Diabetic Macular Edema

The part of your retina that you need for reading, driving, and seeing faces is called the macula. Diabetes can lead to swelling in the macula, which is called diabetic macular edema. Over time, this disease can destroy the sharp vision in this part of the eye, leading to partial vision loss or blindness. Macular edema usually develops in people who already have other signs of diabetic retinopathy.

Glaucoma

Glaucoma is a group of eye diseases that damages the optic nerve by a build-up of fluid in the front part of the eye. Diabetes doubles the chances of having glaucoma, which can lead to vision loss and blindness if not treated early. According to Mayo Clinic, Glaucoma is one of the leading causes of blindness for people over the age of 60.

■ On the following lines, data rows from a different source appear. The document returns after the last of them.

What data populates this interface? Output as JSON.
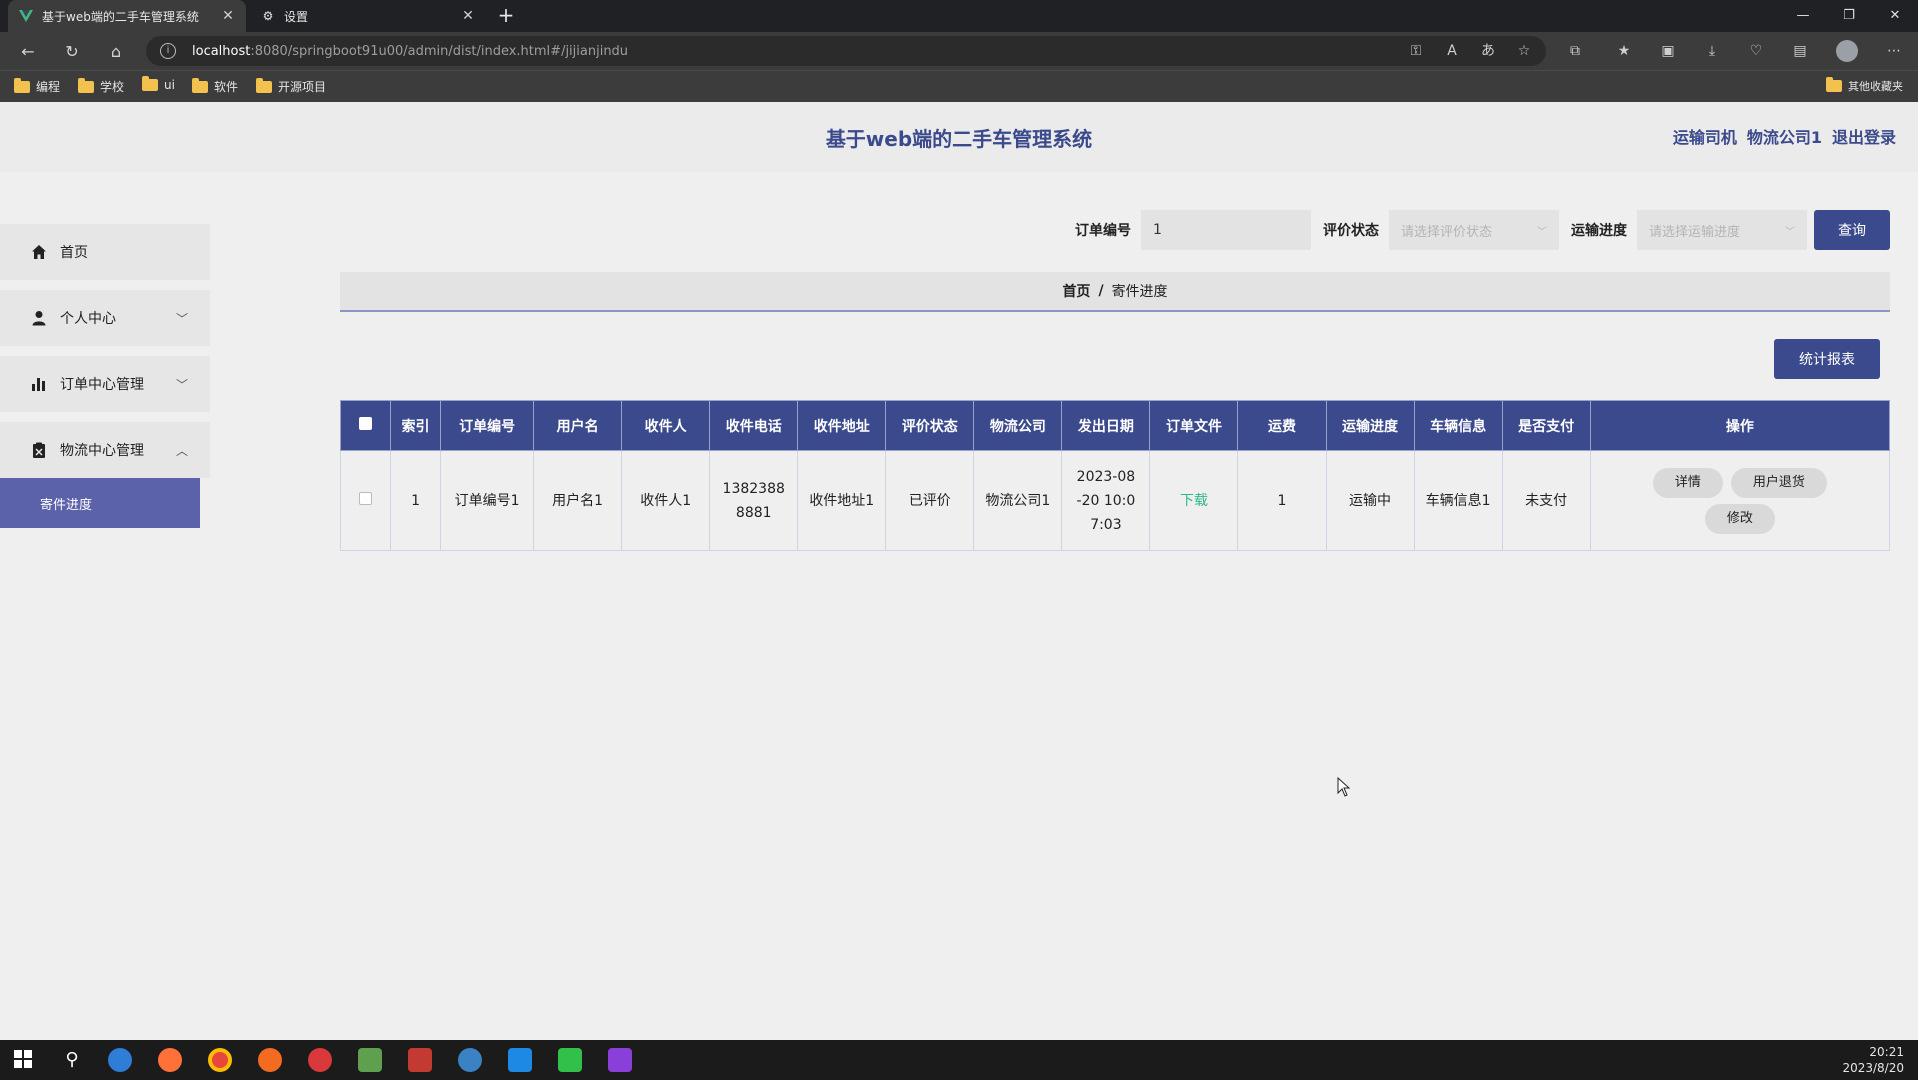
{
  "browser": {
    "tabs": [
      {
        "title": "基于web端的二手车管理系统",
        "active": true
      },
      {
        "title": "设置",
        "active": false
      }
    ],
    "url_host": "localhost",
    "url_path": ":8080/springboot91u00/admin/dist/index.html#/jijianjindu",
    "bookmarks": [
      "编程",
      "学校",
      "ui",
      "软件",
      "开源项目"
    ],
    "other_bookmarks": "其他收藏夹"
  },
  "header": {
    "title": "基于web端的二手车管理系统",
    "role": "运输司机",
    "user": "物流公司1",
    "logout": "退出登录"
  },
  "sidebar": {
    "items": [
      {
        "label": "首页",
        "icon": "home-icon"
      },
      {
        "label": "个人中心",
        "icon": "user-icon"
      },
      {
        "label": "订单中心管理",
        "icon": "chart-icon"
      },
      {
        "label": "物流中心管理",
        "icon": "clipboard-icon"
      }
    ],
    "sub_active": "寄件进度"
  },
  "search": {
    "order_label": "订单编号",
    "order_value": "1",
    "eval_label": "评价状态",
    "eval_placeholder": "请选择评价状态",
    "progress_label": "运输进度",
    "progress_placeholder": "请选择运输进度",
    "query": "查询"
  },
  "breadcrumb": {
    "home": "首页",
    "sep": "/",
    "current": "寄件进度"
  },
  "actions": {
    "stats": "统计报表"
  },
  "table": {
    "headers": [
      "索引",
      "订单编号",
      "用户名",
      "收件人",
      "收件电话",
      "收件地址",
      "评价状态",
      "物流公司",
      "发出日期",
      "订单文件",
      "运费",
      "运输进度",
      "车辆信息",
      "是否支付",
      "操作"
    ],
    "rows": [
      {
        "index": "1",
        "order_no": "订单编号1",
        "username": "用户名1",
        "receiver": "收件人1",
        "phone": "13823888881",
        "address": "收件地址1",
        "eval": "已评价",
        "company": "物流公司1",
        "date": "2023-08-20 10:07:03",
        "file": "下载",
        "fee": "1",
        "progress": "运输中",
        "vehicle": "车辆信息1",
        "paid": "未支付",
        "ops": [
          "详情",
          "用户退货",
          "修改"
        ]
      }
    ]
  },
  "taskbar": {
    "time": "20:21",
    "date": "2023/8/20"
  },
  "colors": {
    "primary": "#3b4a8c",
    "submenu": "#5b62a9",
    "download": "#2fb88a"
  }
}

Cataracts

The lenses within our eyes are clear structures that help provide sharp vision—but they tend to become cloudy as we age. Also, if your blood sugar levels change quickly, it can affect the shape of your eye’s lens, causing blurry vision. Researchers believe that excess blood sugar from diabetes can cause cataracts. People with diabetes can develop cataracts at an earlier age than people without diabetes.

If you are enrolled in the vision plan, one comprehensive eye exam every year is covered at 100%, after a $10 copay. If there is a problem with your blood sugar, sometimes your eye doctor is the first person to detect an issue. It’s especially crucial for people with diabetes to get their eyes examined regularly, as they can develop more serious conditions without realizing the symptoms.

Check out the infographic below to learn more about diabetic eye disease.